[App and web page records]
╭──

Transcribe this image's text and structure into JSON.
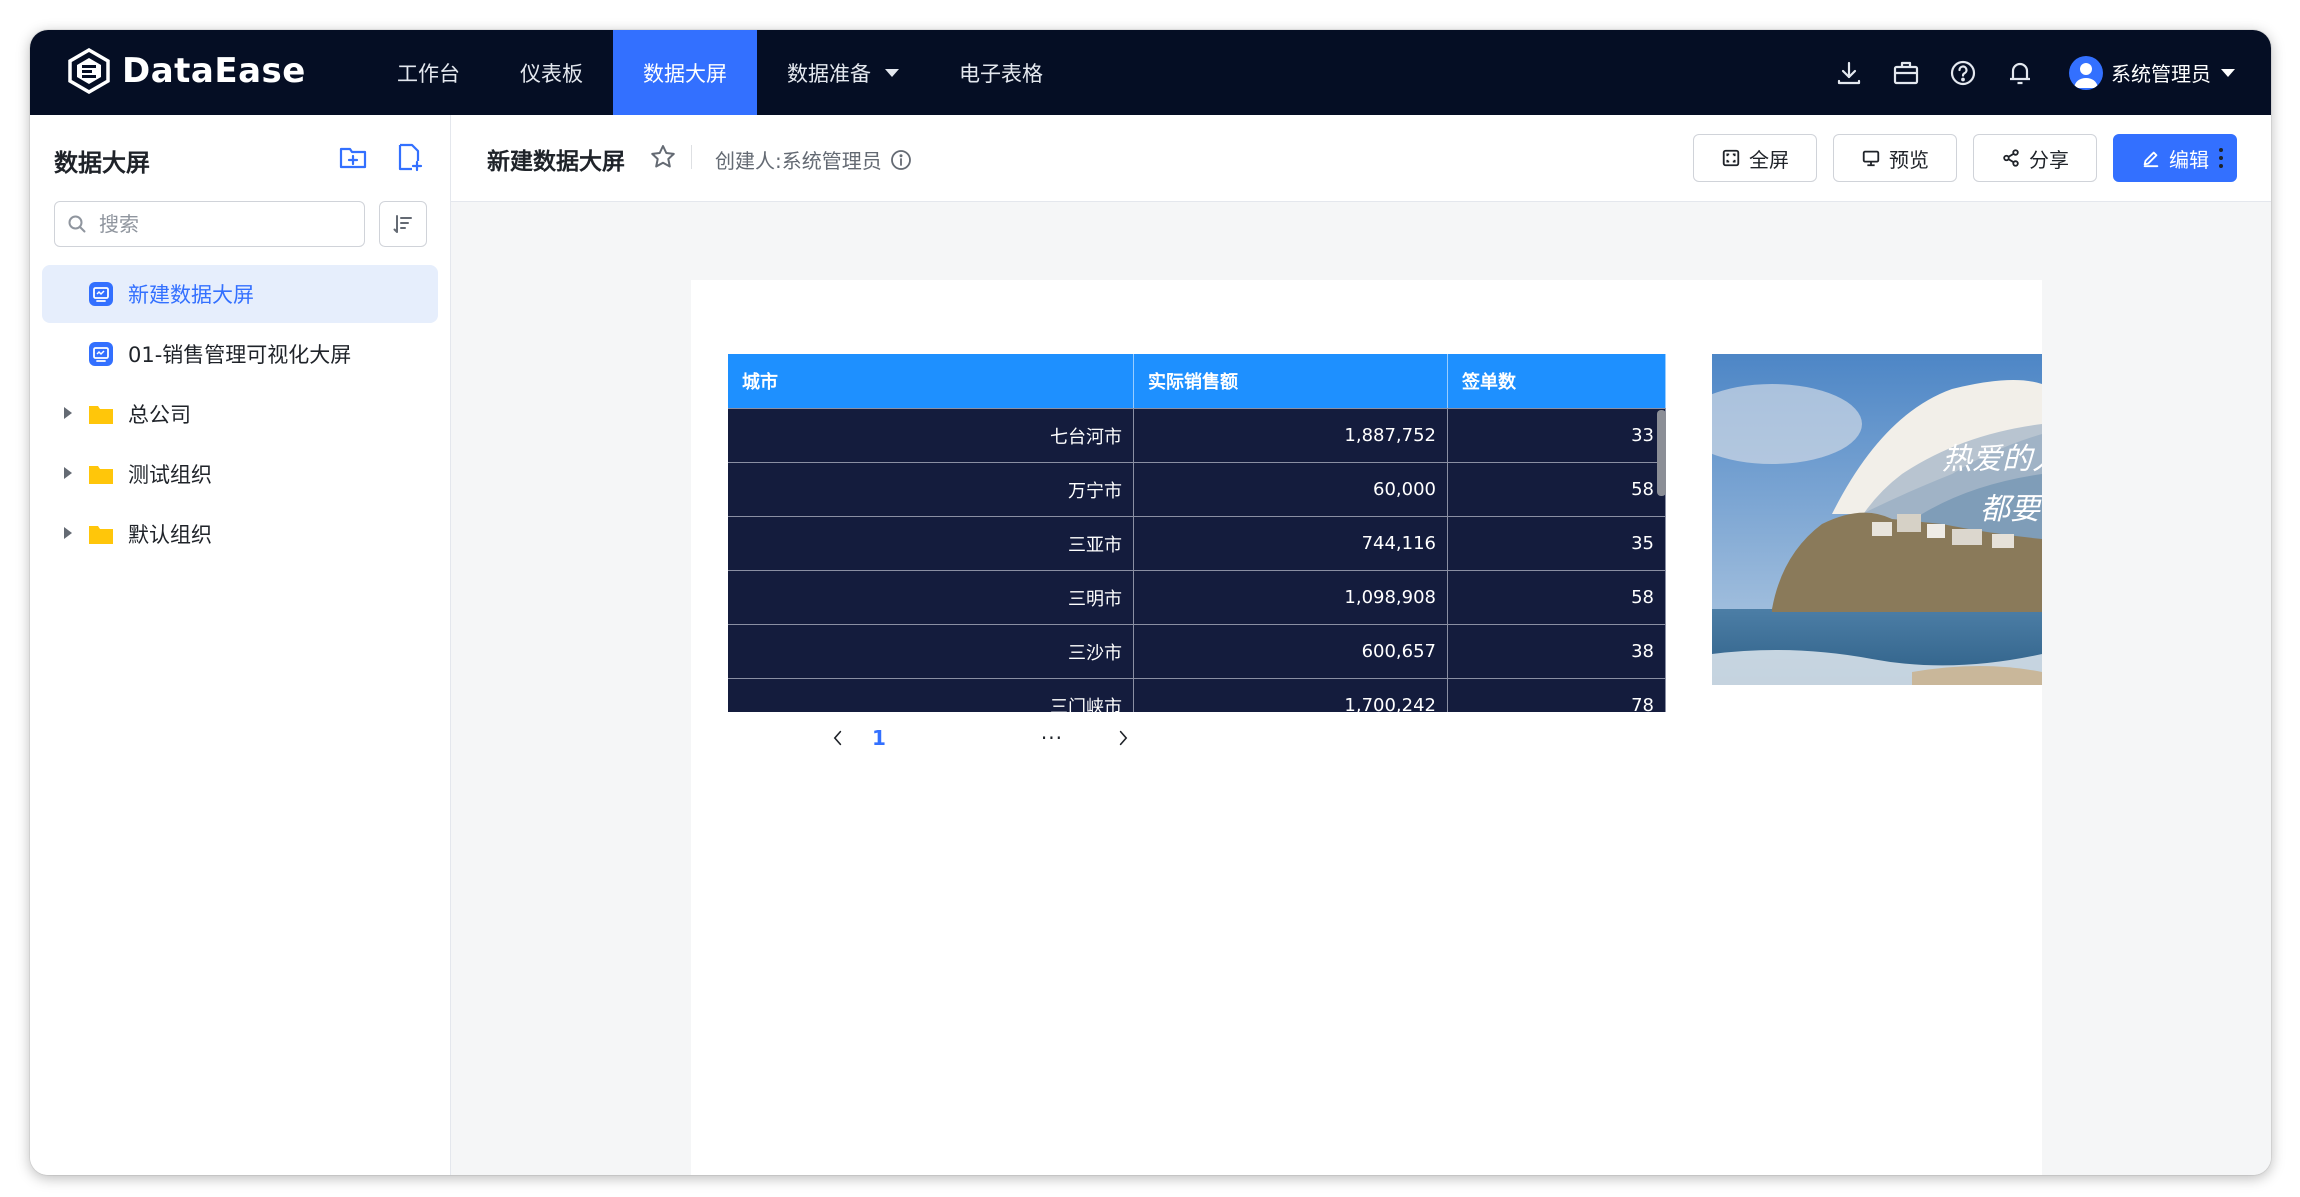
{
  "app": {
    "brand": "DataEase",
    "nav": [
      {
        "label": "工作台",
        "active": false
      },
      {
        "label": "仪表板",
        "active": false
      },
      {
        "label": "数据大屏",
        "active": true
      },
      {
        "label": "数据准备",
        "active": false,
        "has_dropdown": true
      },
      {
        "label": "电子表格",
        "active": false
      }
    ],
    "top_icons": [
      "download-icon",
      "toolbox-icon",
      "help-icon",
      "bell-icon"
    ],
    "user": {
      "name": "系统管理员"
    }
  },
  "sidebar": {
    "title": "数据大屏",
    "search_placeholder": "搜索",
    "items": [
      {
        "label": "新建数据大屏",
        "type": "screen",
        "selected": true
      },
      {
        "label": "01-销售管理可视化大屏",
        "type": "screen",
        "selected": false
      },
      {
        "label": "总公司",
        "type": "folder",
        "selected": false
      },
      {
        "label": "测试组织",
        "type": "folder",
        "selected": false
      },
      {
        "label": "默认组织",
        "type": "folder",
        "selected": false
      }
    ]
  },
  "main": {
    "title": "新建数据大屏",
    "creator": "创建人:系统管理员",
    "buttons": {
      "fullscreen": "全屏",
      "preview": "预览",
      "share": "分享",
      "edit": "编辑"
    },
    "table": {
      "columns": [
        "城市",
        "实际销售额",
        "签单数"
      ],
      "rows": [
        [
          "七台河市",
          "1,887,752",
          "33"
        ],
        [
          "万宁市",
          "60,000",
          "58"
        ],
        [
          "三亚市",
          "744,116",
          "35"
        ],
        [
          "三明市",
          "1,098,908",
          "58"
        ],
        [
          "三沙市",
          "600,657",
          "38"
        ],
        [
          "三门峡市",
          "1,700,242",
          "78"
        ]
      ]
    },
    "pager": {
      "current": "1",
      "ellipsis": "···"
    },
    "image": {
      "overlay_text_1": "热爱的人",
      "overlay_text_2": "都要"
    }
  },
  "colors": {
    "topbar": "#050e24",
    "accent": "#3370ff",
    "table_header": "#1e90ff",
    "table_body": "#141c3d",
    "folder": "#ffc60a"
  }
}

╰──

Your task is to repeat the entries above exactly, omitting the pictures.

Transcribe this image's text and structure into JSON.
{
  "app": {
    "brand": "DataEase",
    "nav": [
      {
        "label": "工作台",
        "active": false
      },
      {
        "label": "仪表板",
        "active": false
      },
      {
        "label": "数据大屏",
        "active": true
      },
      {
        "label": "数据准备",
        "active": false,
        "has_dropdown": true
      },
      {
        "label": "电子表格",
        "active": false
      }
    ],
    "top_icons": [
      "download-icon",
      "toolbox-icon",
      "help-icon",
      "bell-icon"
    ],
    "user": {
      "name": "系统管理员"
    }
  },
  "sidebar": {
    "title": "数据大屏",
    "search_placeholder": "搜索",
    "items": [
      {
        "label": "新建数据大屏",
        "type": "screen",
        "selected": true
      },
      {
        "label": "01-销售管理可视化大屏",
        "type": "screen",
        "selected": false
      },
      {
        "label": "总公司",
        "type": "folder",
        "selected": false
      },
      {
        "label": "测试组织",
        "type": "folder",
        "selected": false
      },
      {
        "label": "默认组织",
        "type": "folder",
        "selected": false
      }
    ]
  },
  "main": {
    "title": "新建数据大屏",
    "creator": "创建人:系统管理员",
    "buttons": {
      "fullscreen": "全屏",
      "preview": "预览",
      "share": "分享",
      "edit": "编辑"
    },
    "table": {
      "columns": [
        "城市",
        "实际销售额",
        "签单数"
      ],
      "rows": [
        [
          "七台河市",
          "1,887,752",
          "33"
        ],
        [
          "万宁市",
          "60,000",
          "58"
        ],
        [
          "三亚市",
          "744,116",
          "35"
        ],
        [
          "三明市",
          "1,098,908",
          "58"
        ],
        [
          "三沙市",
          "600,657",
          "38"
        ],
        [
          "三门峡市",
          "1,700,242",
          "78"
        ]
      ]
    },
    "pager": {
      "current": "1",
      "ellipsis": "···"
    },
    "image": {
      "overlay_text_1": "热爱的人",
      "overlay_text_2": "都要"
    }
  },
  "colors": {
    "topbar": "#050e24",
    "accent": "#3370ff",
    "table_header": "#1e90ff",
    "table_body": "#141c3d",
    "folder": "#ffc60a"
  }
}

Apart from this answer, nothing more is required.